The pervasive belief is that we should hold hold the knife with our index finger on the bolster - the part between the handle and the blade. Many people choke up on the handle to get a better feel for the knife, to "control" it better. the feeling is much more pronounced when you use a bigger knife and is common even with experienced cooks.
This however, is NOT the preferred technique. it commonly taught to compensate for lack of skill / comfort with a knife. This is fine in the beginning, but you get stuck with this grip and it's very difficult to unlearn. It's far better to stick with the uncomfortable grip and with time you'll get comfortable with it.
the proper grip is the naturally assumed one: grip the handle like you would a stick. it should feel comfortable in your hand, but will likely feel a little loose - with a lot of looseness in the wrist. That's actually a good thing - when you become more comfortable with a blade you'll cut at different angles and directions - you'll need the flexibility in your wrist.
situations that you can't use the "choked up" grip:
a) if you use any other knife than a chefs knife or cleaver - boning knives, slicing knives, serrated blades, paring knives don't have a large bolster for you to grab onto. you will have to use the traditional (proper) grip anyways
b) some chefs knives, and slicing knives have a very short (height) blade. if you use the choked up grip, your index finger is very close to corner of the blade and you CAN cut yourself.
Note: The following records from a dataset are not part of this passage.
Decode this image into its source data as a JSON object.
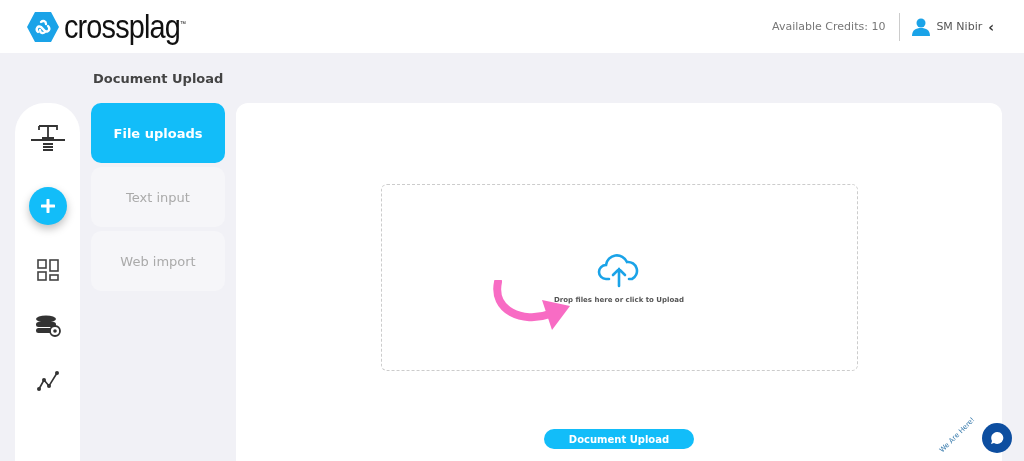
{
  "header": {
    "logo": "crossplag",
    "logo_mark": "™",
    "credits": "Available Credits: 10",
    "user": "SM Nibir",
    "user_caret": "‹"
  },
  "page_title": "Document Upload",
  "sidebar": {
    "items": [
      {
        "kind": "text",
        "selected": false
      },
      {
        "kind": "add",
        "selected": true
      },
      {
        "kind": "grid",
        "selected": false
      },
      {
        "kind": "database",
        "selected": false
      },
      {
        "kind": "chart",
        "selected": false
      }
    ]
  },
  "tabs": [
    {
      "label": "File uploads",
      "selected": true
    },
    {
      "label": "Text input",
      "selected": false
    },
    {
      "label": "Web import",
      "selected": false
    }
  ],
  "dropzone": {
    "text": "Drop files here or click to Upload"
  },
  "submit": "Document Upload",
  "chat": {
    "badge": "We Are Here!"
  }
}
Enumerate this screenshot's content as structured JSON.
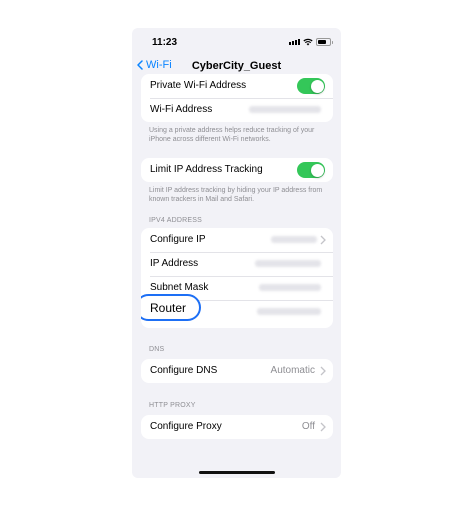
{
  "status_bar": {
    "time": "11:23"
  },
  "nav": {
    "back_label": "Wi-Fi",
    "title": "CyberCity_Guest"
  },
  "privacy_group": {
    "private_address_label": "Private Wi-Fi Address",
    "private_address_enabled": true,
    "wifi_address_label": "Wi-Fi Address",
    "footer": "Using a private address helps reduce tracking of your iPhone across different Wi-Fi networks."
  },
  "limit_ip": {
    "label": "Limit IP Address Tracking",
    "enabled": true,
    "footer": "Limit IP address tracking by hiding your IP address from known trackers in Mail and Safari."
  },
  "ipv4": {
    "header": "IPV4 ADDRESS",
    "rows": [
      {
        "label": "Configure IP"
      },
      {
        "label": "IP Address"
      },
      {
        "label": "Subnet Mask"
      },
      {
        "label": "Router"
      }
    ]
  },
  "dns": {
    "header": "DNS",
    "configure_label": "Configure DNS",
    "configure_value": "Automatic"
  },
  "proxy": {
    "header": "HTTP PROXY",
    "configure_label": "Configure Proxy",
    "configure_value": "Off"
  },
  "colors": {
    "accent": "#0a84ff",
    "toggle_on": "#34c759",
    "callout": "#1d6ff5",
    "background": "#f2f2f7"
  }
}
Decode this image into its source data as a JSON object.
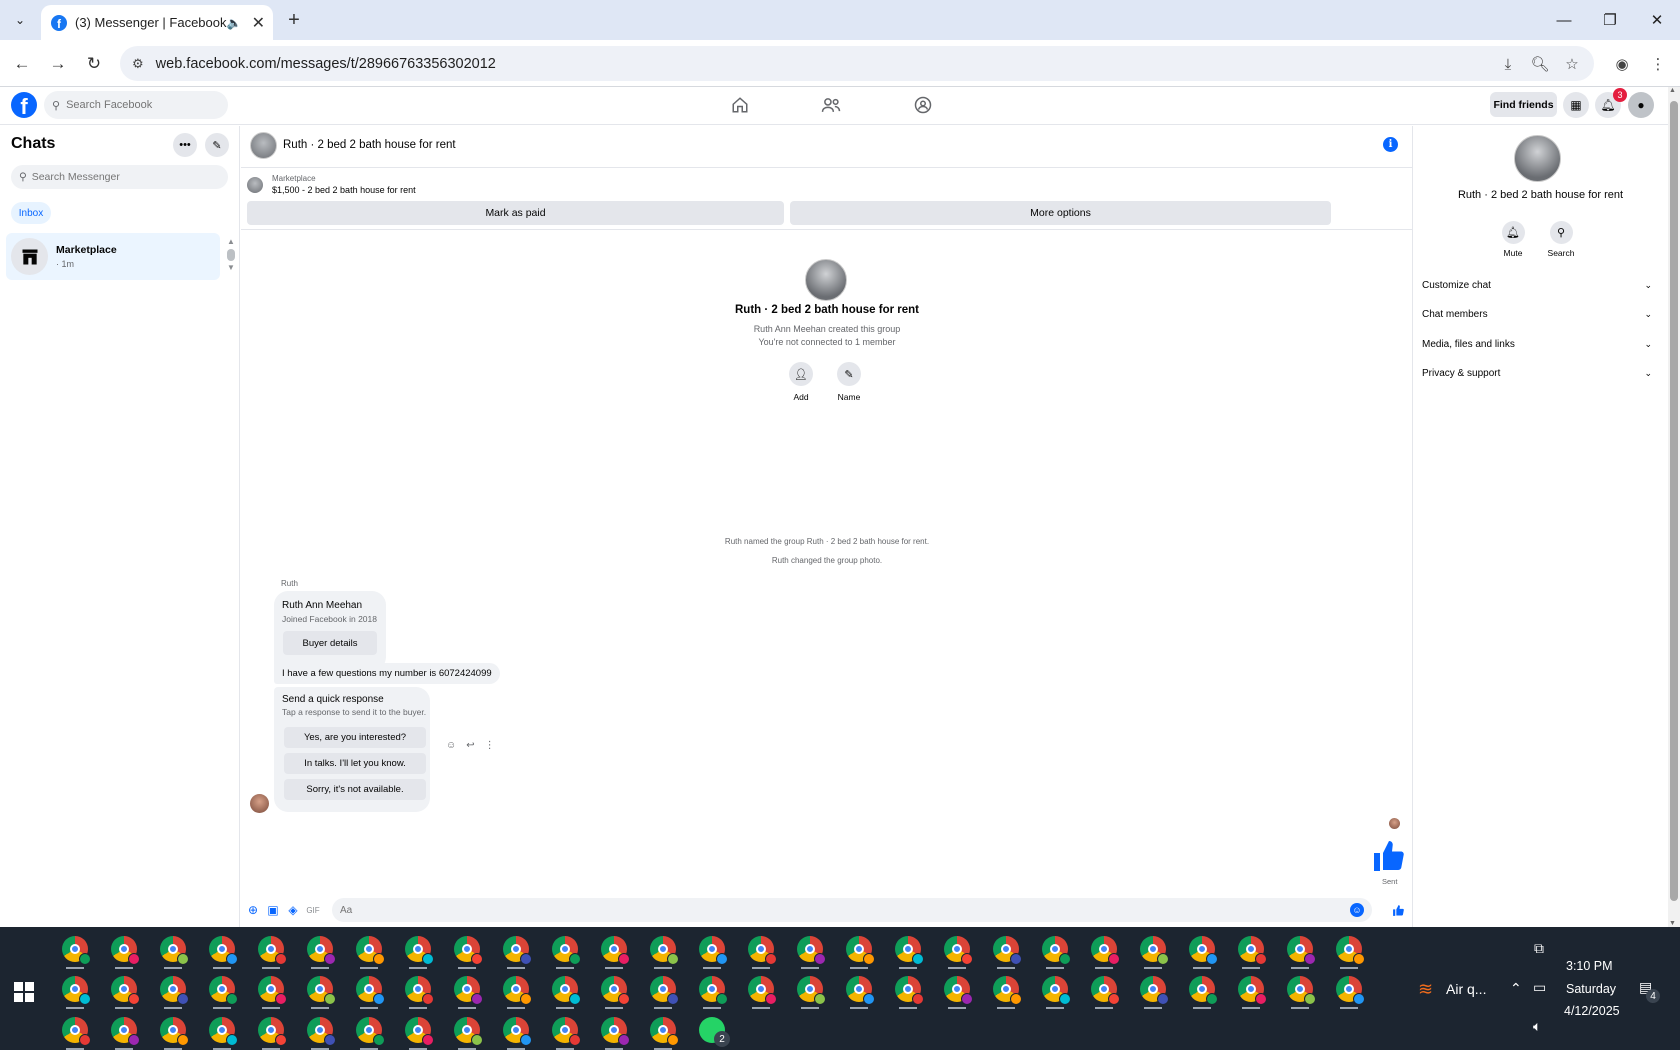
{
  "browser": {
    "tab_title": "(3) Messenger | Facebook",
    "url": "web.facebook.com/messages/t/28966763356302012"
  },
  "facebook": {
    "search_placeholder": "Search Facebook",
    "find_friends": "Find friends",
    "notification_count": "3"
  },
  "left": {
    "heading": "Chats",
    "search_placeholder": "Search Messenger",
    "filter": "Inbox",
    "chats": [
      {
        "name": "Marketplace",
        "time": "· 1m"
      }
    ]
  },
  "conversation": {
    "title": "Ruth · 2 bed 2 bath house for rent",
    "marketplace_label": "Marketplace",
    "listing": "$1,500 - 2 bed 2 bath house for rent",
    "mark_paid": "Mark as paid",
    "more_options": "More options",
    "hero_title": "Ruth · 2 bed 2 bath house for rent",
    "hero_created": "Ruth Ann Meehan created this group",
    "hero_connected": "You're not connected to 1 member",
    "add_label": "Add",
    "name_label": "Name",
    "system_messages": [
      "Ruth named the group Ruth · 2 bed 2 bath house for rent.",
      "Ruth changed the group photo."
    ],
    "sender": "Ruth",
    "card_name": "Ruth Ann Meehan",
    "card_joined": "Joined Facebook in 2018",
    "card_button": "Buyer details",
    "message": "I have a few questions my number is 6072424099",
    "quick_title": "Send a quick response",
    "quick_subtitle": "Tap a response to send it to the buyer.",
    "quick_responses": [
      "Yes, are you interested?",
      "In talks. I'll let you know.",
      "Sorry, it's not available."
    ],
    "sent_label": "Sent",
    "composer_placeholder": "Aa"
  },
  "right": {
    "title": "Ruth · 2 bed 2 bath house for rent",
    "mute": "Mute",
    "search": "Search",
    "sections": [
      "Customize chat",
      "Chat members",
      "Media, files and links",
      "Privacy & support"
    ]
  },
  "taskbar": {
    "weather": "Air q...",
    "time": "3:10 PM",
    "day": "Saturday",
    "date": "4/12/2025",
    "whatsapp_count": "2",
    "notification_count": "4"
  }
}
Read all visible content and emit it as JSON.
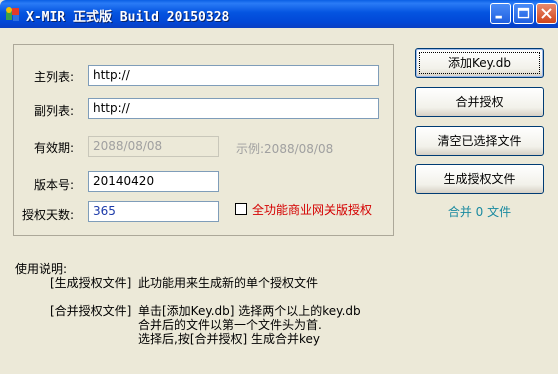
{
  "window": {
    "title": "X-MIR 正式版 Build 20150328",
    "controls": {
      "minimize": "minimize",
      "maximize": "maximize",
      "close": "close"
    }
  },
  "form": {
    "main_list": {
      "label": "主列表:",
      "value": "http://"
    },
    "sub_list": {
      "label": "副列表:",
      "value": "http://"
    },
    "expiry": {
      "label": "有效期:",
      "value": "2088/08/08",
      "example": "示例:2088/08/08"
    },
    "version": {
      "label": "版本号:",
      "value": "20140420"
    },
    "auth_days": {
      "label": "授权天数:",
      "value": "365"
    },
    "full_feature": {
      "label": "全功能商业网关版授权",
      "checked": false
    }
  },
  "buttons": {
    "add_key": "添加Key.db",
    "merge_auth": "合并授权",
    "clear_selected": "清空已选择文件",
    "generate_auth": "生成授权文件"
  },
  "merge_status": "合并 0 文件",
  "usage": {
    "heading": "使用说明:",
    "gen_tag": "[生成授权文件]",
    "gen_desc": "此功能用来生成新的单个授权文件",
    "merge_tag": "[合并授权文件]",
    "merge_line1": "单击[添加Key.db] 选择两个以上的key.db",
    "merge_line2": "合并后的文件以第一个文件头为首.",
    "merge_line3": "选择后,按[合并授权] 生成合并key"
  },
  "colors": {
    "titlebar": "#0454e0",
    "dialog_bg": "#ece9d8",
    "red_label": "#d40000",
    "merge_status": "#1a8aa0"
  }
}
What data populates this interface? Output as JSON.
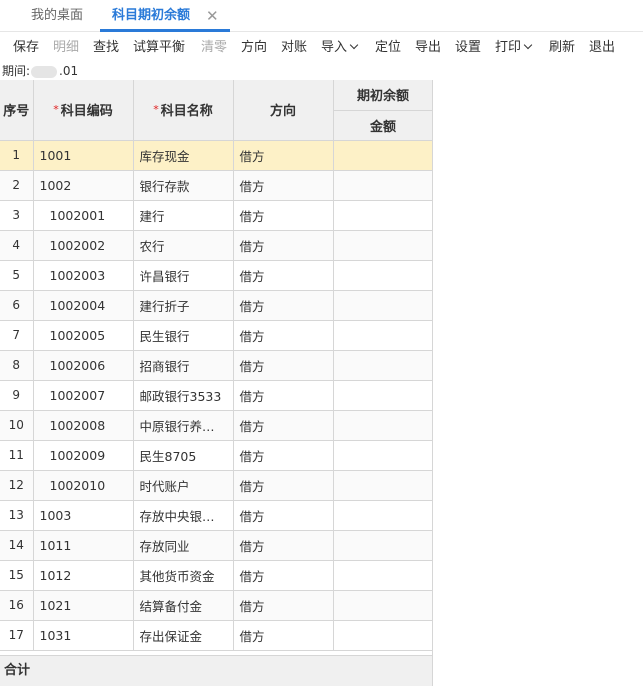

This is also a problem when you sharpen your chefs knife a lot, and the blade gets shorter
c) the callous. a lot of chefs think you have to earn your callous - a sign of an accomplished cook. that callous is formed from the hard heel of the blade rubbing against your finger. with the proper grip - you don't get a callous. its much easier on your hands
the callous is not only unsightly and unpleasant, for those who cook ALOT it can become a problem. the callous can become so dry and hard that it splits and doesn't easily heal. this is not only very painful, but susceptible to infection in the dirty environment of the kitchen
d) difficult to chop something hard. sometimes impossible since the heel of the blade smashes into your finger. with the proper grip you can chop / smash things easily.
if you use the right grip from the beginning - you'll have fewer problems down the road.